It turns out that last spring there was, in fact, a bulge in government employment. And both politicians and researchers at humbug factories — I mean, conservative think tanks — quickly seized on this bulge as evidence of an exploding public sector. Over the summer, articles and speeches began to appear highlighting the rise in government employment and issuing dire warnings about what it portended for America’s future.
But anyone paying attention knew why public employment had risen — and it had nothing to do with Big Government. It was, instead, the fact that the federal government had to hire a lot of temporary workers to carry out the 2010 Census — workers who have almost all left the payroll now that the Census is done.
Is it really possible that the authors of those articles and speeches about soaring public employment didn’t know what was going on? Well, I guess we should never assume malice when ignorance remains a possibility.
There has not, however, been any visible effort to retract those erroneous claims. And this isn’t the only case of a claimed huge expansion in government that turns out to be nothing of the kind. Have you heard the one about how there’s been an explosion in the number of federal regulators? Mike Konczal of the Roosevelt Institute looked into the numbers behind that claim, and it turns out that almost all of those additional "regulators" work for the Department of Homeland Security, protecting us against terrorists.

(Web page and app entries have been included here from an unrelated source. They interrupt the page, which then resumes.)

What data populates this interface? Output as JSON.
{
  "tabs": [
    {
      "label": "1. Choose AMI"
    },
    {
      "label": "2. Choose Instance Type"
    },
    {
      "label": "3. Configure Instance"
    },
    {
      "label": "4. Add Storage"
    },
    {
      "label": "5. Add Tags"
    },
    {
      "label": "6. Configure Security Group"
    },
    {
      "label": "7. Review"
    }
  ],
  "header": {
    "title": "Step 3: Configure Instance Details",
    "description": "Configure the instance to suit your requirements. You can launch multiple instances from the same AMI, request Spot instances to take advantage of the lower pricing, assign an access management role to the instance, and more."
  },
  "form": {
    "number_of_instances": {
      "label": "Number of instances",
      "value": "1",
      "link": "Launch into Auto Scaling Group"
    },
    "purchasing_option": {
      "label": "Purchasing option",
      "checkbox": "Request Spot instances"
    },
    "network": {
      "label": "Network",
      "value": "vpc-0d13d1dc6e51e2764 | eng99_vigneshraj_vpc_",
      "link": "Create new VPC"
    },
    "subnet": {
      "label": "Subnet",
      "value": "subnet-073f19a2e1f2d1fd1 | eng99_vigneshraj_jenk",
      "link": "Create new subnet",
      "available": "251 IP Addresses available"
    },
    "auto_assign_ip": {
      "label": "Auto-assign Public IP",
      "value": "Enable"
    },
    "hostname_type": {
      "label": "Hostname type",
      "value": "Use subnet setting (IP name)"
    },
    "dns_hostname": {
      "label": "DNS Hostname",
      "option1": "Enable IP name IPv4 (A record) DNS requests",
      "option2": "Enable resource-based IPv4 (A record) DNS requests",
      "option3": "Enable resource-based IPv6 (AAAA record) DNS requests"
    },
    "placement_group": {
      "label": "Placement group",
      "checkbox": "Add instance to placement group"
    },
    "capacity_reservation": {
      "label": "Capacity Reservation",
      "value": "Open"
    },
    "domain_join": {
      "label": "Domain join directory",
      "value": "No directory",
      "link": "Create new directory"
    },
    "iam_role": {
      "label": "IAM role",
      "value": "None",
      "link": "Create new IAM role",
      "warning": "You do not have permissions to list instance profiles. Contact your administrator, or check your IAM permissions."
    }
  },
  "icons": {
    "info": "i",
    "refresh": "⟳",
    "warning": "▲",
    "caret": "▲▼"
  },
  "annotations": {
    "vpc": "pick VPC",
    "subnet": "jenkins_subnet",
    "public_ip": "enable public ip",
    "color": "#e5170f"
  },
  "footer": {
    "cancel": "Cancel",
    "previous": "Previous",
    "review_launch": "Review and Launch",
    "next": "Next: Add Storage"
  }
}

Still, why does it matter what some politicians and think tanks say? The answer is that there’s a well-developed right-wing media infrastructure in place to catapult the propaganda, as former President George W. Bush put it, to rapidly disseminate bogus analysis to a wide audience where it becomes part of what "everyone knows." (There’s nothing comparable on the left, which has fallen far behind in the humbug race.)
And it’s a very effective process. When discussing the alleged huge expansion of government under Mr. Obama, I’ve repeatedly found that people just won’t believe me when I try to point out that it never happened. They assume that I’m lying, or somehow cherry-picking the data. After all, they’ve heard over and over again about that surge in government spending and employment, and they don’t realize that everything they’ve heard was a special delivery from the Humbug Express.
So in this holiday season, let’s remember the wisdom of Ebenezer Scrooge. Not the bit about denying food and medical care to those who need them: America’s failure to take care of its own less-fortunate citizens is a national disgrace. But Scrooge was right about the prevalence of humbug. And we’d be much better off as a nation if more people had the courage to say "Bah!"